• What you will do: Tell how many lines in the data contain the string "description", using a single number as the whole reply.

━━━━

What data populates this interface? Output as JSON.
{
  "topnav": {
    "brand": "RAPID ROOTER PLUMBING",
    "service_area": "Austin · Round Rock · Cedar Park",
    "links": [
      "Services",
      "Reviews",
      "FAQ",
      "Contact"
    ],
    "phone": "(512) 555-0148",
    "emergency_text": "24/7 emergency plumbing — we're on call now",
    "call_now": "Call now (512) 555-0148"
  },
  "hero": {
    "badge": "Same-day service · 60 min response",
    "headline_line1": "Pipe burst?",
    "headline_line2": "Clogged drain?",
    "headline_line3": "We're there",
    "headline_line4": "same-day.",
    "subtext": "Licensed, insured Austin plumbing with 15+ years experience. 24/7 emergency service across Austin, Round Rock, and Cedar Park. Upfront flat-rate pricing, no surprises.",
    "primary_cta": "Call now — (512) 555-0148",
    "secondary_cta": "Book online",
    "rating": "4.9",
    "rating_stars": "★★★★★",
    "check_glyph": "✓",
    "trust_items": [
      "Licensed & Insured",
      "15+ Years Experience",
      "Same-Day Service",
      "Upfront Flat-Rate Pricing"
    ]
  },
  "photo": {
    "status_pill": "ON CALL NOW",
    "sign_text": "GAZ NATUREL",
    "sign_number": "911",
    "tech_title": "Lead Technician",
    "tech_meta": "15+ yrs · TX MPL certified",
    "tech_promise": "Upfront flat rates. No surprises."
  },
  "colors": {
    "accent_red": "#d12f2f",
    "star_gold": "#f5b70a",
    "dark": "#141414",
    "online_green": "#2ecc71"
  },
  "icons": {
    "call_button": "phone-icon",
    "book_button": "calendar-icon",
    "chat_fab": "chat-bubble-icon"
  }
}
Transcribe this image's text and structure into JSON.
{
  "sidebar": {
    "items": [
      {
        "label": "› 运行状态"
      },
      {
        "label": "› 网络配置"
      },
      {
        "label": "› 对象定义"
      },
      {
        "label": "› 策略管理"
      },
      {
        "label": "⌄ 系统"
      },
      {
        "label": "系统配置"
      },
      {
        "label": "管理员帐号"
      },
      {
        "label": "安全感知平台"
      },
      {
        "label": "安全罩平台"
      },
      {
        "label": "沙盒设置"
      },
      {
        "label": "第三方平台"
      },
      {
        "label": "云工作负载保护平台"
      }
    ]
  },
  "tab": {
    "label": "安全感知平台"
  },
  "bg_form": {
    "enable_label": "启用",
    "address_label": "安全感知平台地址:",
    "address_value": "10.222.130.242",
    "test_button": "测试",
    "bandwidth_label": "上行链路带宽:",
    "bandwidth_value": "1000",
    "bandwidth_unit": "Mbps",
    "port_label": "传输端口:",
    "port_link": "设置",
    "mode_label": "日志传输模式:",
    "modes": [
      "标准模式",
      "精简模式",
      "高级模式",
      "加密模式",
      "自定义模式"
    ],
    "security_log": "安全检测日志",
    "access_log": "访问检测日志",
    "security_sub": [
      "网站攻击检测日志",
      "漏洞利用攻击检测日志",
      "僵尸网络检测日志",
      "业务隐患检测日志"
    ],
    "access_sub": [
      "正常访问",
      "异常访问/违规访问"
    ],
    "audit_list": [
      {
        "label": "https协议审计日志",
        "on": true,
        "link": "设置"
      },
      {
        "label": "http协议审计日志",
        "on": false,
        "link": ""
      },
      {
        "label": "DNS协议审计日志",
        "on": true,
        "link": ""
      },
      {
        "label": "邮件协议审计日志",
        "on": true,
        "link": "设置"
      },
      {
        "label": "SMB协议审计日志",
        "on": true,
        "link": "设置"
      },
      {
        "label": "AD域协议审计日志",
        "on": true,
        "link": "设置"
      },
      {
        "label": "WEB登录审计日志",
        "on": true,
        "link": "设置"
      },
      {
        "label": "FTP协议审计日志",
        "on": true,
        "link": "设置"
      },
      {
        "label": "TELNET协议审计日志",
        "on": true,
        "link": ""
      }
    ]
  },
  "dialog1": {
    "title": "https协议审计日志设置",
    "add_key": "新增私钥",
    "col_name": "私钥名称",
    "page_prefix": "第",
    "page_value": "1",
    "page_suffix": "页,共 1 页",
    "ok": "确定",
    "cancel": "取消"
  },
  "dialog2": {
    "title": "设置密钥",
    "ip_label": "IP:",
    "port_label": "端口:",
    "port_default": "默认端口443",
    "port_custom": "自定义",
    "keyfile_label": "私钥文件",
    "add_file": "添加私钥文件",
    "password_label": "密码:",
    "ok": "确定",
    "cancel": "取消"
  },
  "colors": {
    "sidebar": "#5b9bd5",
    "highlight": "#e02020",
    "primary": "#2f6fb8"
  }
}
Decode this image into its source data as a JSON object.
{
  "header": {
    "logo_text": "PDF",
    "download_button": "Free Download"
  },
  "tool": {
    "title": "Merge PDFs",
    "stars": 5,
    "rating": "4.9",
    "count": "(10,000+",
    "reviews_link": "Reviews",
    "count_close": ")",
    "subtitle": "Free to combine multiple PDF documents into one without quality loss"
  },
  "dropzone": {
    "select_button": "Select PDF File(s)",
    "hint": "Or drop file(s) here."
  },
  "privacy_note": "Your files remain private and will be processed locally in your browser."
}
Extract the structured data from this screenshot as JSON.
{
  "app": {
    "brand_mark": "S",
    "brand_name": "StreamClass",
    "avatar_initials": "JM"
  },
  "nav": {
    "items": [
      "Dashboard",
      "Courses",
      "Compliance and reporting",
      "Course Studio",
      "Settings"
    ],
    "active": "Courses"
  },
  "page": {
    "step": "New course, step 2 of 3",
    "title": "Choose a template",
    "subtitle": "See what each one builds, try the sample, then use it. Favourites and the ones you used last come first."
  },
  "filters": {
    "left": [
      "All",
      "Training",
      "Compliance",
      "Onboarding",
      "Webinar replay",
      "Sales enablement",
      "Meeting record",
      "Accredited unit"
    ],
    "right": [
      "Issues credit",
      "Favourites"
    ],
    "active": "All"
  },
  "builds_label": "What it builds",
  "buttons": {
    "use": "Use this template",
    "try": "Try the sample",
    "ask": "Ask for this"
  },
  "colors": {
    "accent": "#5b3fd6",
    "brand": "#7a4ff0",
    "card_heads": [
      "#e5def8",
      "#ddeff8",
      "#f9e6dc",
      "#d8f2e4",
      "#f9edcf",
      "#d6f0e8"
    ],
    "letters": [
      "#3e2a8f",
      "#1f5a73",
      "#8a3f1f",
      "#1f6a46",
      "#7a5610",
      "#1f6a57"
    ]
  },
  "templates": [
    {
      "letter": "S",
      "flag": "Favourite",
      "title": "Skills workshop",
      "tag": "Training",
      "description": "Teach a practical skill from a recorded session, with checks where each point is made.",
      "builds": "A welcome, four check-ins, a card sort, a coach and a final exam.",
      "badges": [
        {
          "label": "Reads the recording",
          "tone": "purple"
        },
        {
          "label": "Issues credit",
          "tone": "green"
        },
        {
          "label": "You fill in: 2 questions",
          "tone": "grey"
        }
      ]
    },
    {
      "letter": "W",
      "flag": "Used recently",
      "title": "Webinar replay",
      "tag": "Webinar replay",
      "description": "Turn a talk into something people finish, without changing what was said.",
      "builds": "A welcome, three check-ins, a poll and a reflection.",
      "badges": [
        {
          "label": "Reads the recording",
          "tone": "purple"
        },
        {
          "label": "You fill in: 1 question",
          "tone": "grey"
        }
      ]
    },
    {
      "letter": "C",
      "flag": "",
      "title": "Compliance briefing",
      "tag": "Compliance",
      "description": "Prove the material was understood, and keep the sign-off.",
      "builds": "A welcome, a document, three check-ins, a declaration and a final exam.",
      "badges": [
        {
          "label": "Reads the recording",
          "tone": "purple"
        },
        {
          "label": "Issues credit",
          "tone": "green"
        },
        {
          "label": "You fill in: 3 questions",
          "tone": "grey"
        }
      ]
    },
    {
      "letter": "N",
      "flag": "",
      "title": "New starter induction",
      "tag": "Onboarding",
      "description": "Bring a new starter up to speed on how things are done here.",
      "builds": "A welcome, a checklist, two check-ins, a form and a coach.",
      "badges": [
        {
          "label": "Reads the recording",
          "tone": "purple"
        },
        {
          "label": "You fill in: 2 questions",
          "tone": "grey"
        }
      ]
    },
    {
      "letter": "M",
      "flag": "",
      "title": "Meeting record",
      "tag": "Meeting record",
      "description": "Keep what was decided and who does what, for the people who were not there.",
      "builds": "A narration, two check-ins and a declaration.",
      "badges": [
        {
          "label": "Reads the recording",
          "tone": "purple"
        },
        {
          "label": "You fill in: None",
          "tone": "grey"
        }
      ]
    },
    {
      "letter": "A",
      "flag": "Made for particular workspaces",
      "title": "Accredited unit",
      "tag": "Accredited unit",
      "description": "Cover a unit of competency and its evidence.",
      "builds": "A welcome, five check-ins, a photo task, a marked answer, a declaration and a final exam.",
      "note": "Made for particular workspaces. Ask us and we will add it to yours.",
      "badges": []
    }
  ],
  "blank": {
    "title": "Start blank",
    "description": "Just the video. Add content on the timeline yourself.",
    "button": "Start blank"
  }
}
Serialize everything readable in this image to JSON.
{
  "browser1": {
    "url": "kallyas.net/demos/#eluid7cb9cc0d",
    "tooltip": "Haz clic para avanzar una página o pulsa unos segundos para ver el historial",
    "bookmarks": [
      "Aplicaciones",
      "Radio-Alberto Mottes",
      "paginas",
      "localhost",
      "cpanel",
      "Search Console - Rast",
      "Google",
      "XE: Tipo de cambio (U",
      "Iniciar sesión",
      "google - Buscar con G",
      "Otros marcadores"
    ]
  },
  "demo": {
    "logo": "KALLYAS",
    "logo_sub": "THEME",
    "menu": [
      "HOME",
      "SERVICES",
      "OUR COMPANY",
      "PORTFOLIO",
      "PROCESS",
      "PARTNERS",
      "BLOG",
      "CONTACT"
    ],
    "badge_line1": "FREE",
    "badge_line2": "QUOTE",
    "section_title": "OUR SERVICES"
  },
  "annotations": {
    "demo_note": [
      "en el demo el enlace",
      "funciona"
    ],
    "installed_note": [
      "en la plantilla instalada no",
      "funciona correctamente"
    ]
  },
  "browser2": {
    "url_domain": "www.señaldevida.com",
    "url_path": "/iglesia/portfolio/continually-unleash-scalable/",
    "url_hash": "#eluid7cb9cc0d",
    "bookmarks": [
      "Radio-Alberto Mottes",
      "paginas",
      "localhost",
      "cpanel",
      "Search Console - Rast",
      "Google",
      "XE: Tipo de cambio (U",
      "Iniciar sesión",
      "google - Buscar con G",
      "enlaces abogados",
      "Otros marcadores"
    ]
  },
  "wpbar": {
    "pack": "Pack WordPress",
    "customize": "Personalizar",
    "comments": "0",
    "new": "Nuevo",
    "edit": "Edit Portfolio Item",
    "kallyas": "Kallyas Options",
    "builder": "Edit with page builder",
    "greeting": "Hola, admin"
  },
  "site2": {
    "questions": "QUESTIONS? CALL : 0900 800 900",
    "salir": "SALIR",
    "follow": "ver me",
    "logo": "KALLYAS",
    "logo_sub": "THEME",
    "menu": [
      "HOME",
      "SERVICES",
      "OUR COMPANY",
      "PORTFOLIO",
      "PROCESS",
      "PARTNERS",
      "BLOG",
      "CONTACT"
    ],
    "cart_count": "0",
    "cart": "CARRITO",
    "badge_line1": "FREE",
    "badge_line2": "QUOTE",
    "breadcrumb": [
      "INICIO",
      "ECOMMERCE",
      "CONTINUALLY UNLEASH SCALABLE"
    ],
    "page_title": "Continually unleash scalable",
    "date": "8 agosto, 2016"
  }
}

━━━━

• Result of this task: 7